The air was still when anti-toll activists, and some of their growing roster of legislative supporters, gathered on the Capitol’s south steps one gloriously sunny morning last week. Even so, the 75 or so folks on hand had the look of people with the wind at their backs.
Their leader Terri Hall, the Comal County home schooling mother of seven who has been doggedly lobbying against toll roads for a decade now, told them that $7 billion in “public funds” had been spent so far building Texas tollways.
“The abuses will keep on coming unless we stop it right here, right now, this session,” Hall said. “We want a toll-free Texas.”
Hall, often a lonely presence in Capitol committee rooms over the past several sessions (not counting various babes in arms and toddlers who snoozed while mom testified), could be forgiven for feeling a surge of confidence in her quest. Dozens of bills have been filed by what is now a significant No-Toll Caucus with at least nine House members and five senators.
And even mainstream bills to raise money for highways — the legislation that led to last fall’s successful Proposition 1 constitutional amendment and others this session to dedicate sales taxes to the Texas Department of Transportation — have stipulated that the money generated cannot be used for toll projects.
But the legislative reality is that most of the bills that Hall and those 15 or so legislators are pushing likely will never get out of committee. The chairmen of the Senate and House transportation committees — Republican Robert Nichols of Jacksonville and Democrat Joe Pickett of El Paso — are pragmatists whose focus is on getting roads built. And reaching into TxDOT’s toolbox and pulling out about half the contents (laws allowing it and its little brother toll agencies to build pay-to-drive roads) would mean less money for roads, and fewer projects.
How would those bills clamp down on tollways?
No debt, no tolls. When the money borrowed to build a toll road is paid off, the tolls would go away. Or, in a variant also on the legislative docket, the tolls would be reduced to an amount sufficient to pay for continuing operations and maintenance.
Standing alone. Toll agencies would no longer be able to use “system financing,” helping to pay for future toll roads with revenue from an existing tollway. The Central Texas Regional Mobility Authority is building a system of fiscally linked tollways, and TxDOT’s four Austin toll roads are part of a system as well.
Redefining “conversions.” State law already bans converting a free road to a toll road. But it defines that as taking existing lanes with no tolls and simply slapping tolls on those same lanes. If instead an agency, as the mobility authority has done here, revamps an existing free road to build a tollway in the same corridor with an equal or greater number of free lanes alongside, that is legal. It no longer would be under pending legislation.

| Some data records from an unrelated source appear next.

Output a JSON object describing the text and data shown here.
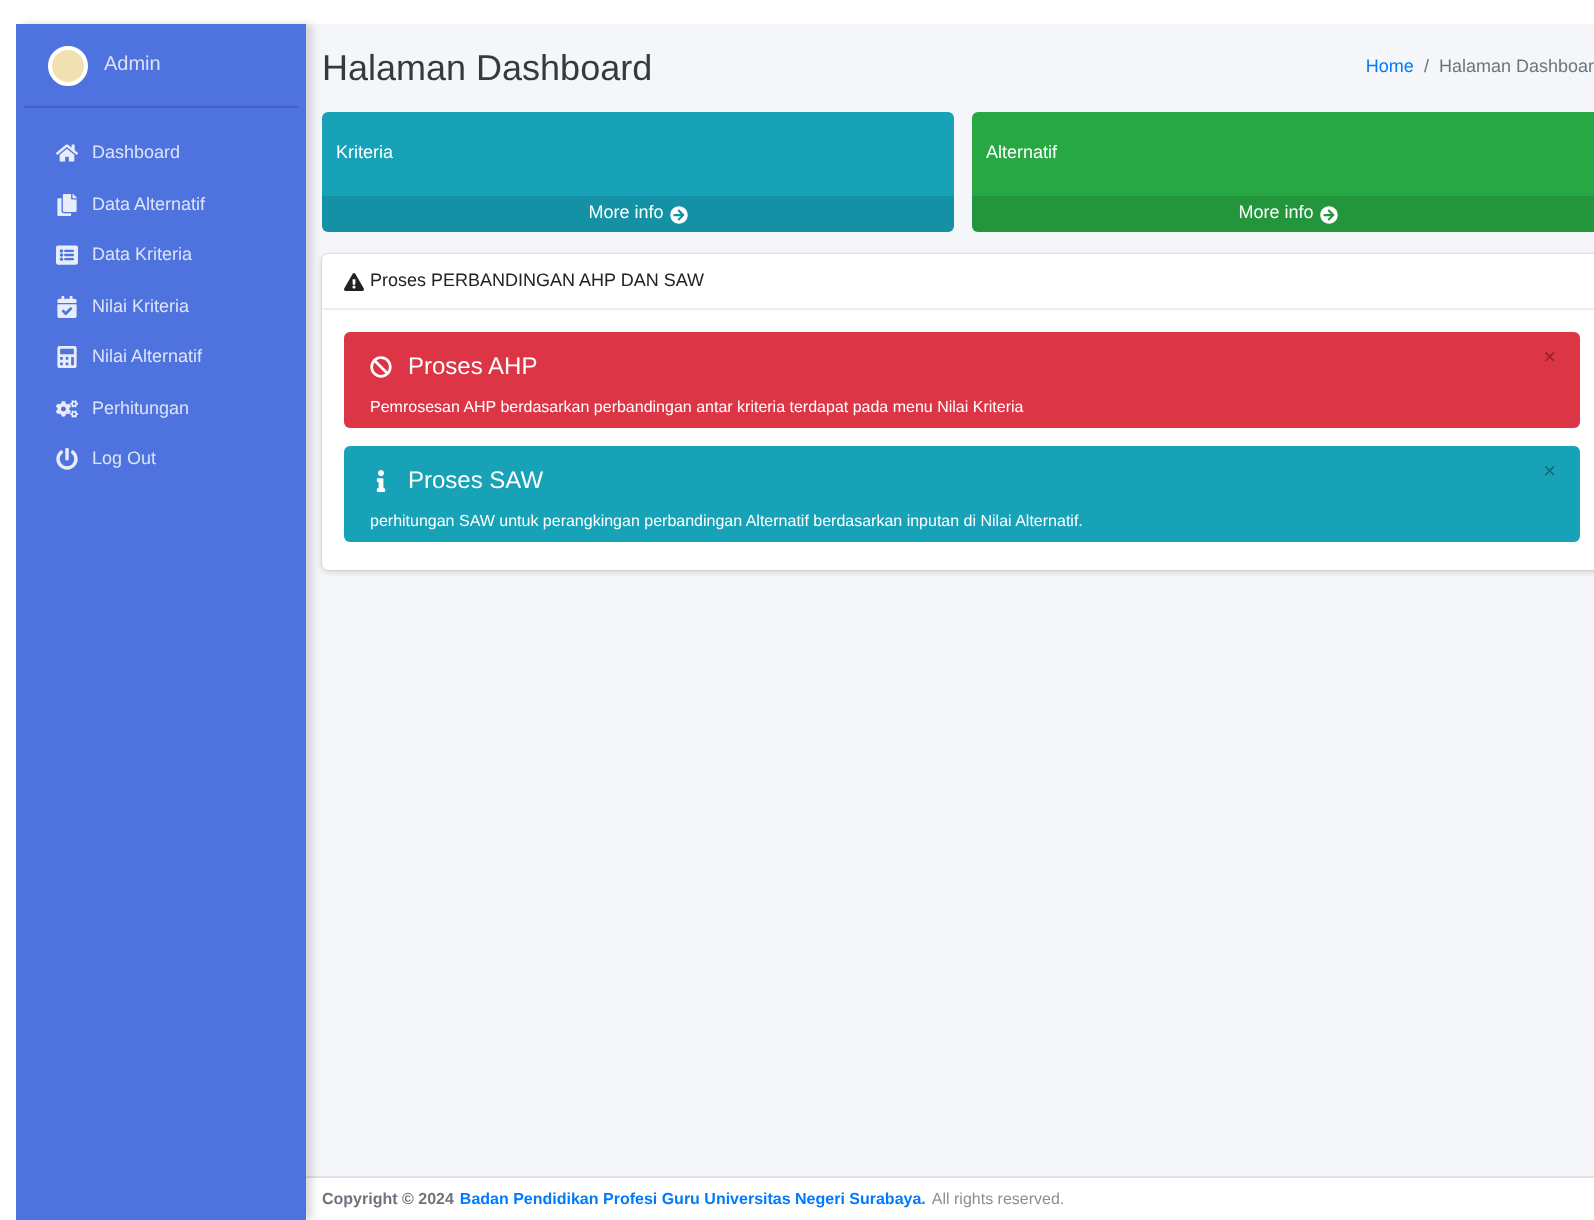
{
  "sidebar": {
    "user": "Admin",
    "items": [
      {
        "label": "Dashboard"
      },
      {
        "label": "Data Alternatif"
      },
      {
        "label": "Data Kriteria"
      },
      {
        "label": "Nilai Kriteria"
      },
      {
        "label": "Nilai Alternatif"
      },
      {
        "label": "Perhitungan"
      },
      {
        "label": "Log Out"
      }
    ]
  },
  "header": {
    "title": "Halaman Dashboard",
    "breadcrumb": [
      {
        "label": "Home",
        "link": true
      },
      {
        "label": "Halaman Dashboar",
        "link": false
      }
    ],
    "breadcrumb_separator": "/"
  },
  "small_boxes": [
    {
      "label": "Kriteria",
      "more": "More info",
      "color": "#17a2b8"
    },
    {
      "label": "Alternatif",
      "more": "More info",
      "color": "#28a745"
    }
  ],
  "card": {
    "title": "Proses PERBANDINGAN AHP DAN SAW",
    "alerts": [
      {
        "kind": "danger",
        "title": "Proses AHP",
        "text": "Pemrosesan AHP berdasarkan perbandingan antar kriteria terdapat pada menu Nilai Kriteria",
        "close": "×"
      },
      {
        "kind": "info",
        "title": "Proses SAW",
        "text": "perhitungan SAW untuk perangkingan perbandingan Alternatif berdasarkan inputan di Nilai Alternatif.",
        "close": "×"
      }
    ]
  },
  "footer": {
    "copyright": "Copyright © 2024",
    "link": "Badan Pendidikan Profesi Guru Universitas Negeri Surabaya.",
    "rights": "All rights reserved."
  }
}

HOV to HOT? Nope. The law allows the state to add tolls to a currently free high-occupancy vehicle lane (one where a driver must have one or two passengers along for the ride) as long as the ability to drive for free with passengers remains an option. Some lawmakers, angered at a plan to do this on U.S. 75 north of Dallas, want that law to change.
Local control. A couple of bills in the hopper would give county commissioners courts what amounts to veto power on tollways in their counties.
Watchdogs for toll agencies. Regional mobility authorities, like the one here, would be subject to the state’s “sunset” reviews — essentially a periodic bureaucratic top-to-bottom analysis — and to additional audits.
Anti-toll sentiment, when it bubbles up at the Legislature, often arises from some specific local issues, like the yearslong fight against building tolls lanes in the U.S. 281 corridor north of town. That plan (because U.S. 281 is a primary link to Comal County) originally animated Hall, and that fight is ongoing.
At Hall’s press conference, I asked for a show of hands for people from the San Antonio area. About half of the hands went up. Hall, getting into the spirit, then asked for people from the Dallas-Fort Worth area to raise their hands. That area, particularly Collin County north of Dallas, has been inundated with tollways, and many more are in long-range plans.
Most of the rest of the people were from there, with just one or two each from the Houston and Austin areas.
The transportation winds, to continue the metaphor, have been changing in the Legislature over the past three to four years. After authorizing TxDOT to borrow about $18 billion — money to be paid back from gasoline taxes, some auto-related fees and from general state revenue — lawmakers by last session had decided that was about enough TxDOT debt.
Or, at least that kind of debt. TxDOT and the various satellite toll agencies around the state owe many billions more in tollway bonds that are directly backed by the tolls from individual roads. Legislators, particularly the members pulling the lawmaking gears, are more at ease with that sort of burden.
TxDOT officials, backed by a study from the Texas A&M Transportation Institute, have been saying since about 2013 that the agency needs another $5 billion a year of cash just to keep the state’s huge road network in good shape and to keep urban and interstate traffic congestion at its current level. Take away the ability to build all the future tollways on the books, however, and that annual need would go up to somewhere between $7 billion and $10 billion, officials said this week at a committee hearing.
That’s a powerful rhetorical gust in the faces of Hall and the other anti-toll folks.